→ EXERCISE AIM
Omitting all images, set down every line below exactly as it appears.

→ THE DATA
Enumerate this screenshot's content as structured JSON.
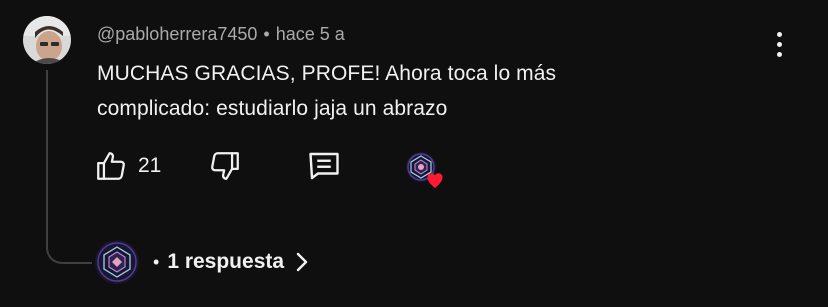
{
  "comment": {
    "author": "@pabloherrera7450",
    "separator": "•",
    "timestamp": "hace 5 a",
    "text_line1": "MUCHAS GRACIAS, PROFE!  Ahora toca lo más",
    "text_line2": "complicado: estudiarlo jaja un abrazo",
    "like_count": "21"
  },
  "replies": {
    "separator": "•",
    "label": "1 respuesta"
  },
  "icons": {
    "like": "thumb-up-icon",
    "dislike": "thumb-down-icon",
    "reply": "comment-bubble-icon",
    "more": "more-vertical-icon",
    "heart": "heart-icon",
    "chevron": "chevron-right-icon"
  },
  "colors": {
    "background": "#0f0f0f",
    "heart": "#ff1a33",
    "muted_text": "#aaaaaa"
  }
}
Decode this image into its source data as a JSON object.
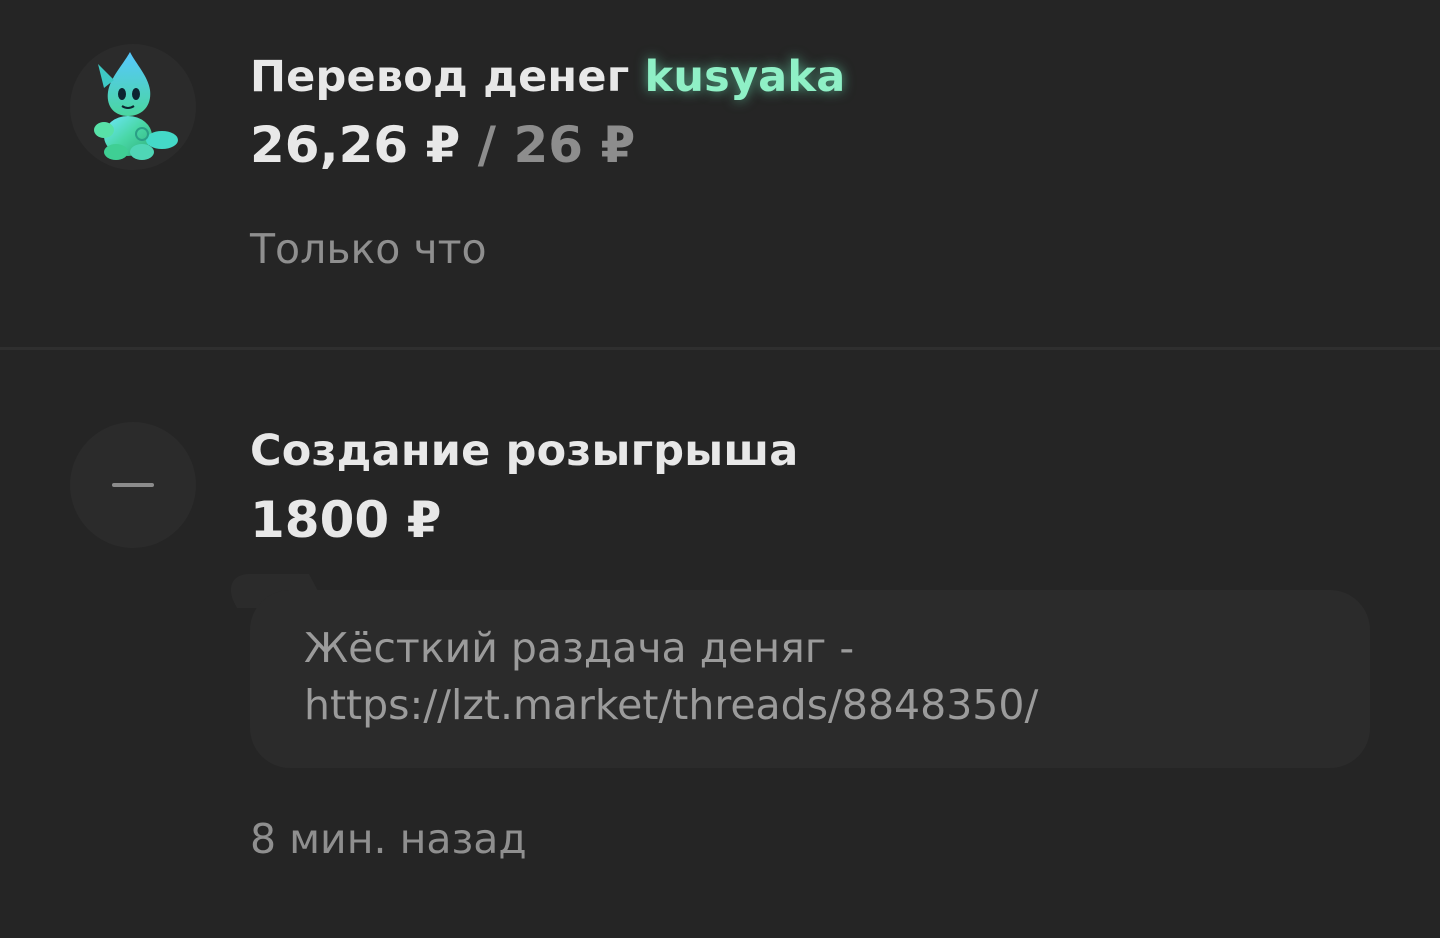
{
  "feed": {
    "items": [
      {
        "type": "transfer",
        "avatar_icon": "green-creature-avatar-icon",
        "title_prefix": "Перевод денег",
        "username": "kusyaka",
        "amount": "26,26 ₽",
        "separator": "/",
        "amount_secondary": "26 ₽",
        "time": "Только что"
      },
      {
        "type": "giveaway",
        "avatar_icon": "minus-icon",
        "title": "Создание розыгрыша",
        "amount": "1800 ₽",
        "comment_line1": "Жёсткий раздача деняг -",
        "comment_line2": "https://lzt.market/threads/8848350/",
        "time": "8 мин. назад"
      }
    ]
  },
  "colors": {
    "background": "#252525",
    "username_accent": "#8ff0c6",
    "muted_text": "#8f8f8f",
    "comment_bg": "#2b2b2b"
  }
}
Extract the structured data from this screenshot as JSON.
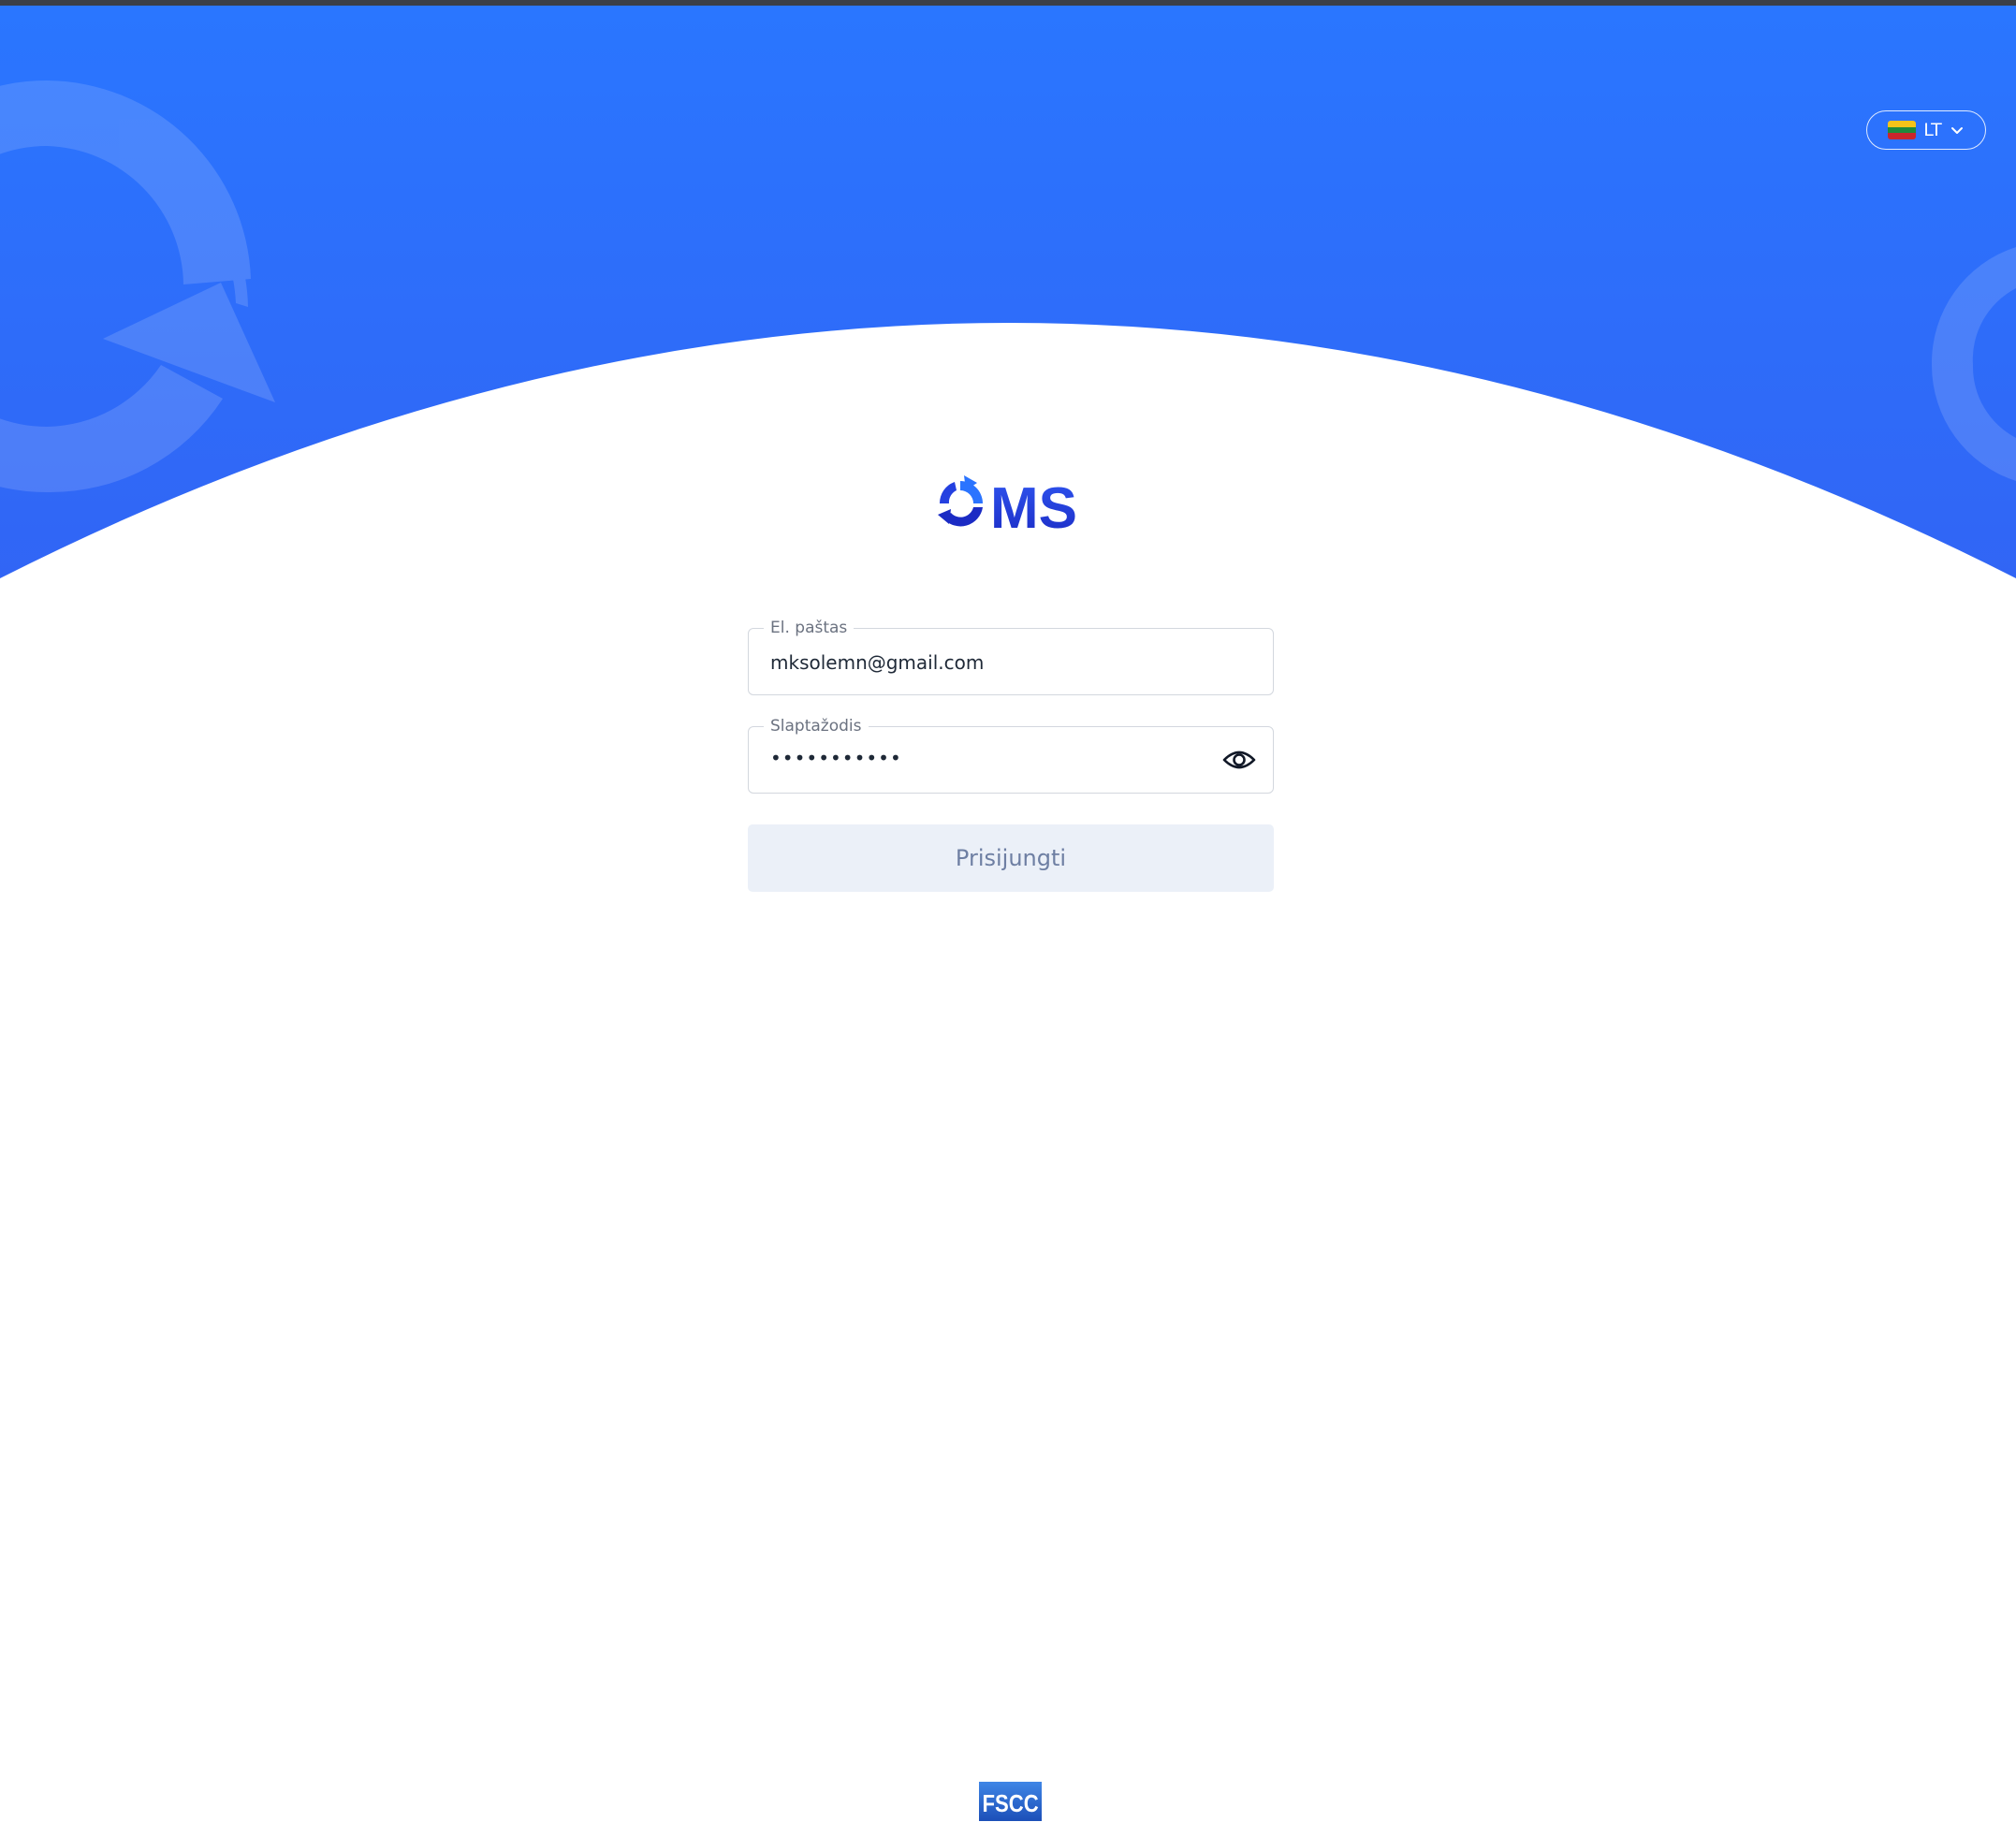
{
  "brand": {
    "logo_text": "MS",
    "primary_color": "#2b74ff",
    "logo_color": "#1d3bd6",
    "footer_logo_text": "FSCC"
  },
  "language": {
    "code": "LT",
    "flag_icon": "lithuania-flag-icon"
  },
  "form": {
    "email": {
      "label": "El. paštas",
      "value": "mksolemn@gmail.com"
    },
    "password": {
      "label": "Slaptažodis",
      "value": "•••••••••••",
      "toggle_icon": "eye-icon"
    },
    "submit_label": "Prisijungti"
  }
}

→ SOLUTION TO THE EXERCISE
Enumerate this screenshot's content as structured JSON.
{
  "comment": {
    "author": "@pabloherrera7450",
    "separator": "•",
    "timestamp": "hace 5 a",
    "text_line1": "MUCHAS GRACIAS, PROFE!  Ahora toca lo más",
    "text_line2": "complicado: estudiarlo jaja un abrazo",
    "like_count": "21"
  },
  "replies": {
    "separator": "•",
    "label": "1 respuesta"
  },
  "icons": {
    "like": "thumb-up-icon",
    "dislike": "thumb-down-icon",
    "reply": "comment-bubble-icon",
    "more": "more-vertical-icon",
    "heart": "heart-icon",
    "chevron": "chevron-right-icon"
  },
  "colors": {
    "background": "#0f0f0f",
    "heart": "#ff1a33",
    "muted_text": "#aaaaaa"
  }
}
Decode this image into its source data as a JSON object.
{
  "feed": {
    "items": [
      {
        "type": "transfer",
        "avatar_icon": "green-creature-avatar-icon",
        "title_prefix": "Перевод денег",
        "username": "kusyaka",
        "amount": "26,26 ₽",
        "separator": "/",
        "amount_secondary": "26 ₽",
        "time": "Только что"
      },
      {
        "type": "giveaway",
        "avatar_icon": "minus-icon",
        "title": "Создание розыгрыша",
        "amount": "1800 ₽",
        "comment_line1": "Жёсткий раздача деняг -",
        "comment_line2": "https://lzt.market/threads/8848350/",
        "time": "8 мин. назад"
      }
    ]
  },
  "colors": {
    "background": "#252525",
    "username_accent": "#8ff0c6",
    "muted_text": "#8f8f8f",
    "comment_bg": "#2b2b2b"
  }
}
Extract the structured data from this screenshot as JSON.
{
  "brand": {
    "logo_text": "MS",
    "primary_color": "#2b74ff",
    "logo_color": "#1d3bd6",
    "footer_logo_text": "FSCC"
  },
  "language": {
    "code": "LT",
    "flag_icon": "lithuania-flag-icon"
  },
  "form": {
    "email": {
      "label": "El. paštas",
      "value": "mksolemn@gmail.com"
    },
    "password": {
      "label": "Slaptažodis",
      "value": "•••••••••••",
      "toggle_icon": "eye-icon"
    },
    "submit_label": "Prisijungti"
  }
}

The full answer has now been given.